Dolan Media Newswires
Portland, OR — Construction of new wind farms in Oregon usually begins in spring, when developers hope for dry weather. But this spring, developers are concerned about more than just rain.
The Federal Aviation Administration last month sent a notice of presumed hazard for Caithness Energy’s Shepherd’s Flat wind farm in Arlington, saying one of the project’s 303 turbines could interfere with transmissions from a Department of Defense-owned radar station in nearby Fossil.
Now, a study to determine whether the turbine could interfere with signals from the radar station will hold up the Eastern Oregon project well into summer. And wind developers, such as Chris Taylor, chief development officer of Element Power, worry that their projects may be delayed in the future.
“The troubling thing is this project was developed properly and responsibly,” Taylor said. “We need a system (with the FAA) that allows you to tell early on where the problem areas are. The fact that they came at the 11th hour is what is really problematic.”

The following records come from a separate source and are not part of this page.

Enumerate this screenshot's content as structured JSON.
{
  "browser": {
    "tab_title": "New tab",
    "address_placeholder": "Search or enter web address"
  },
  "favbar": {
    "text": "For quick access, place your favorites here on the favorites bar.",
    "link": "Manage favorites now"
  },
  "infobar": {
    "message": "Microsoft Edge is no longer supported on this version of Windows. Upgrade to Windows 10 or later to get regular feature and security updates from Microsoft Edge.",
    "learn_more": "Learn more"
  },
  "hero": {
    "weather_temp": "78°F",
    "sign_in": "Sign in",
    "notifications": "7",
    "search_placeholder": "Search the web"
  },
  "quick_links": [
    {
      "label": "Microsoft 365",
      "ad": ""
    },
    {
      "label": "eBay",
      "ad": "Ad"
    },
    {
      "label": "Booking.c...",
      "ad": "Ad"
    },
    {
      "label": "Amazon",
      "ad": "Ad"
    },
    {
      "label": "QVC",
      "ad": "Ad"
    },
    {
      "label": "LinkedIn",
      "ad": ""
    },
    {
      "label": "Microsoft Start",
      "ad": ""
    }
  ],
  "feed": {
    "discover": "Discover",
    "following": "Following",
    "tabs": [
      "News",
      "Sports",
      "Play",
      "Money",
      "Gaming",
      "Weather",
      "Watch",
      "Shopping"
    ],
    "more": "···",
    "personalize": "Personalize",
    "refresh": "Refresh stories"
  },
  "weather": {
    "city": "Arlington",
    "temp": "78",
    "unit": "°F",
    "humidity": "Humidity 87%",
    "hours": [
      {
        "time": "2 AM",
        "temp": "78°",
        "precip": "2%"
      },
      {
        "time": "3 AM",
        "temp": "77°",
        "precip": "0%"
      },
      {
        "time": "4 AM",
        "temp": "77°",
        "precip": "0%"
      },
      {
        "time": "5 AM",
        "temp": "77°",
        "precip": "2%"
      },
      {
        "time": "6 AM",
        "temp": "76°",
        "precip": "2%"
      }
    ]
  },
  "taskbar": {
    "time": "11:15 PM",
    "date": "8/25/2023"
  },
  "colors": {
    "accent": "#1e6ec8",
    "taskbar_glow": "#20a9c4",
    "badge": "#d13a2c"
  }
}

Laura Brown, spokeswoman for the FAA, said Caithness Energy filed a notice with the FAA in September 2009, but a notice of presumed hazard wasn’t issued by the FAA until March 1, a few weeks before project construction was scheduled to begin.
Caithness had poured concrete for Shepherd’s Flat and bought all of the turbines it needed from General Electric, according to John Audley, executive director of the Renewable Northwest Project, a nonprofit that performs advocacy work for Oregon’s clean energy industry. Now those turbines are waiting at a terminal in the Port of Tacoma.
“Investors are in a Catch-22 here,” Audley said. “The window for construction is very narrow. You have to start building now to be done by October, when the rain starts, and then be sufficiently completed by the end of the year to qualify for federal tax incentives.”
One of the difficulties in planning a wind farm project, Taylor said, is that developers will go through dozens of potential turbine layouts between concept and completion to ensure that the turbines are generating the most energy possible.
But Taylor said the FAA lacks the resources to review multiple designs. Instead, it asks developers to submit an initial layout and use that to determine whether the project presents a hazard. Later, a wind developer has to resubmit the project for final approval if any changes have been made. As a result, it could be rejected.
“The concerns stem from the fact that this project sought and was given approval by FAA and they went back for final approval with minimal changes, the opinion changed,” Audley said. “That’s hard on a business making investments and financing decisions.”
“The irony is, you could stick with the unoptimized layout that has been approved by FAA and build a less efficient wind farm,” Taylor said. “We need a system that allows you to tell early on where the problem areas are. Something like, anything under 450 feet tall is OK. That’s the clarity we need.”
The increase in wind projects seeking the OK from the FAA has challenged the federal agency. Brown said that in 2004 her office saw 4,000 applications for wind turbines each year. Today, it sees 30,000 per year.
“We have been telling the wind turbine industry for a number of years that we need eight to 12 months to do these reviews,” Brown said. “We recognize that the developers want to proceed quickly. But since we have to review every single turbine, on a project that involves hundreds of turbines, that’s a bigger task.”